What follows is a set of records. Copy them exactly and leave out the images.

Records for processing ->
--- --- ---
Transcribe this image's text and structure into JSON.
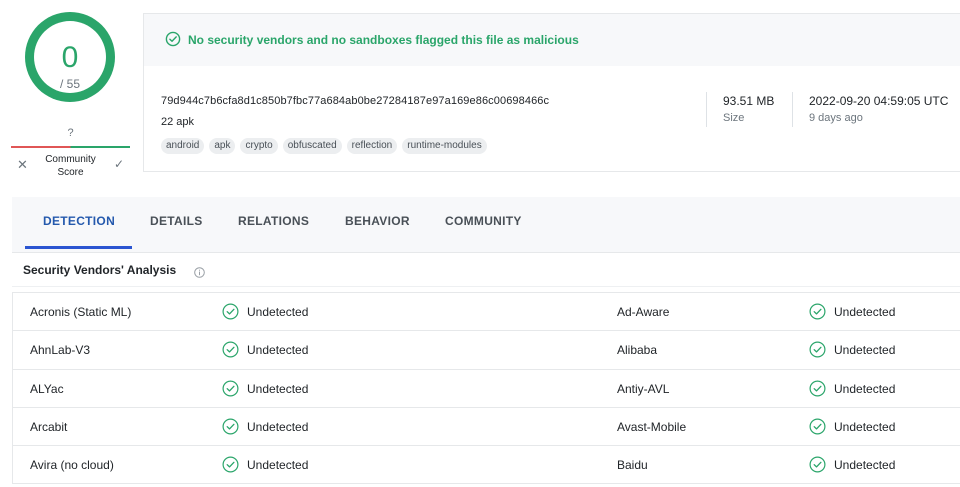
{
  "score": {
    "value": "0",
    "total": "/ 55"
  },
  "community": {
    "score": "?",
    "label": "Community Score",
    "reject_glyph": "✕",
    "accept_glyph": "✓"
  },
  "banner": {
    "message": "No security vendors and no sandboxes flagged this file as malicious",
    "icon": "check-circle-icon"
  },
  "file": {
    "hash": "79d944c7b6cfa8d1c850b7fbc77a684ab0be27284187e97a169e86c00698466c",
    "name": "22 apk",
    "tags": [
      "android",
      "apk",
      "crypto",
      "obfuscated",
      "reflection",
      "runtime-modules"
    ],
    "size": "93.51 MB",
    "size_label": "Size",
    "date": "2022-09-20 04:59:05 UTC",
    "date_ago": "9 days ago"
  },
  "tabs": [
    {
      "label": "DETECTION",
      "active": true
    },
    {
      "label": "DETAILS",
      "active": false
    },
    {
      "label": "RELATIONS",
      "active": false
    },
    {
      "label": "BEHAVIOR",
      "active": false
    },
    {
      "label": "COMMUNITY",
      "active": false
    }
  ],
  "section": {
    "title": "Security Vendors' Analysis",
    "info_icon": "info-icon"
  },
  "vendors": [
    {
      "left": {
        "name": "Acronis (Static ML)",
        "result": "Undetected"
      },
      "right": {
        "name": "Ad-Aware",
        "result": "Undetected"
      }
    },
    {
      "left": {
        "name": "AhnLab-V3",
        "result": "Undetected"
      },
      "right": {
        "name": "Alibaba",
        "result": "Undetected"
      }
    },
    {
      "left": {
        "name": "ALYac",
        "result": "Undetected"
      },
      "right": {
        "name": "Antiy-AVL",
        "result": "Undetected"
      }
    },
    {
      "left": {
        "name": "Arcabit",
        "result": "Undetected"
      },
      "right": {
        "name": "Avast-Mobile",
        "result": "Undetected"
      }
    },
    {
      "left": {
        "name": "Avira (no cloud)",
        "result": "Undetected"
      },
      "right": {
        "name": "Baidu",
        "result": "Undetected"
      }
    }
  ],
  "colors": {
    "clean": "#2aa56a",
    "malicious": "#e05656",
    "accent": "#2b55d1"
  }
}
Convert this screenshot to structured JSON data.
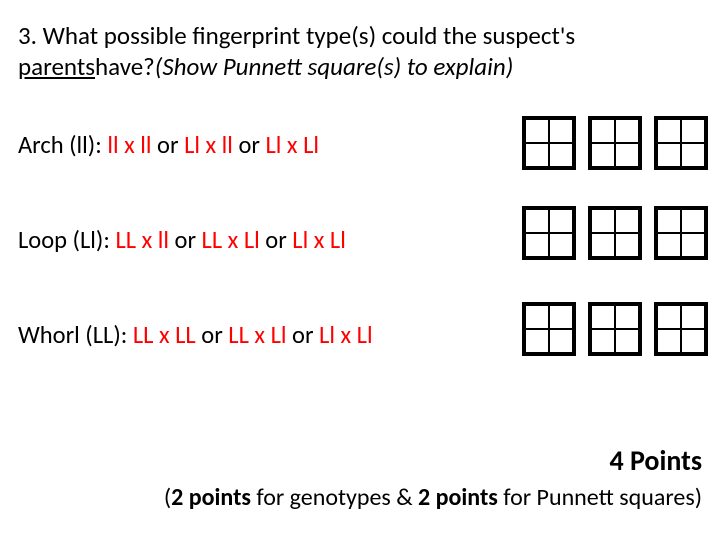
{
  "question": {
    "line1a": "3. What possible fingerprint type(s) could the suspect's",
    "line2_underline": "parents",
    "line2_plain": " have?  ",
    "line2_italic": "(Show Punnett square(s) to explain)"
  },
  "rows": {
    "arch": {
      "label": "Arch (ll):  ",
      "c1": "ll x ll",
      "or1": "   or   ",
      "c2": "Ll x ll",
      "or2": "  or  ",
      "c3": "Ll x Ll"
    },
    "loop": {
      "label": "Loop (Ll):  ",
      "c1": "LL x ll",
      "or1": "  or  ",
      "c2": "LL x Ll",
      "or2": "   or   ",
      "c3": "Ll x Ll"
    },
    "whorl": {
      "label": "Whorl (LL):  ",
      "c1": "LL x LL",
      "or1": "  or  ",
      "c2": "LL x Ll",
      "or2": "  or ",
      "c3": "Ll x Ll"
    }
  },
  "points": "4 Points",
  "rubric": {
    "open": "(",
    "b1": "2 points",
    "t1": " for genotypes & ",
    "b2": "2 points",
    "t2": " for Punnett squares)"
  }
}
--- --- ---
Task solution ->
Transcribe this image's text and structure into JSON.
{
  "score": {
    "value": "0",
    "total": "/ 55"
  },
  "community": {
    "score": "?",
    "label": "Community Score",
    "reject_glyph": "✕",
    "accept_glyph": "✓"
  },
  "banner": {
    "message": "No security vendors and no sandboxes flagged this file as malicious",
    "icon": "check-circle-icon"
  },
  "file": {
    "hash": "79d944c7b6cfa8d1c850b7fbc77a684ab0be27284187e97a169e86c00698466c",
    "name": "22 apk",
    "tags": [
      "android",
      "apk",
      "crypto",
      "obfuscated",
      "reflection",
      "runtime-modules"
    ],
    "size": "93.51 MB",
    "size_label": "Size",
    "date": "2022-09-20 04:59:05 UTC",
    "date_ago": "9 days ago"
  },
  "tabs": [
    {
      "label": "DETECTION",
      "active": true
    },
    {
      "label": "DETAILS",
      "active": false
    },
    {
      "label": "RELATIONS",
      "active": false
    },
    {
      "label": "BEHAVIOR",
      "active": false
    },
    {
      "label": "COMMUNITY",
      "active": false
    }
  ],
  "section": {
    "title": "Security Vendors' Analysis",
    "info_icon": "info-icon"
  },
  "vendors": [
    {
      "left": {
        "name": "Acronis (Static ML)",
        "result": "Undetected"
      },
      "right": {
        "name": "Ad-Aware",
        "result": "Undetected"
      }
    },
    {
      "left": {
        "name": "AhnLab-V3",
        "result": "Undetected"
      },
      "right": {
        "name": "Alibaba",
        "result": "Undetected"
      }
    },
    {
      "left": {
        "name": "ALYac",
        "result": "Undetected"
      },
      "right": {
        "name": "Antiy-AVL",
        "result": "Undetected"
      }
    },
    {
      "left": {
        "name": "Arcabit",
        "result": "Undetected"
      },
      "right": {
        "name": "Avast-Mobile",
        "result": "Undetected"
      }
    },
    {
      "left": {
        "name": "Avira (no cloud)",
        "result": "Undetected"
      },
      "right": {
        "name": "Baidu",
        "result": "Undetected"
      }
    }
  ],
  "colors": {
    "clean": "#2aa56a",
    "malicious": "#e05656",
    "accent": "#2b55d1"
  }
}
Convert this screenshot to structured JSON data.
{
  "question": {
    "line1a": "3. What possible fingerprint type(s) could the suspect's",
    "line2_underline": "parents",
    "line2_plain": " have?  ",
    "line2_italic": "(Show Punnett square(s) to explain)"
  },
  "rows": {
    "arch": {
      "label": "Arch (ll):  ",
      "c1": "ll x ll",
      "or1": "   or   ",
      "c2": "Ll x ll",
      "or2": "  or  ",
      "c3": "Ll x Ll"
    },
    "loop": {
      "label": "Loop (Ll):  ",
      "c1": "LL x ll",
      "or1": "  or  ",
      "c2": "LL x Ll",
      "or2": "   or   ",
      "c3": "Ll x Ll"
    },
    "whorl": {
      "label": "Whorl (LL):  ",
      "c1": "LL x LL",
      "or1": "  or  ",
      "c2": "LL x Ll",
      "or2": "  or ",
      "c3": "Ll x Ll"
    }
  },
  "points": "4 Points",
  "rubric": {
    "open": "(",
    "b1": "2 points",
    "t1": " for genotypes & ",
    "b2": "2 points",
    "t2": " for Punnett squares)"
  }
}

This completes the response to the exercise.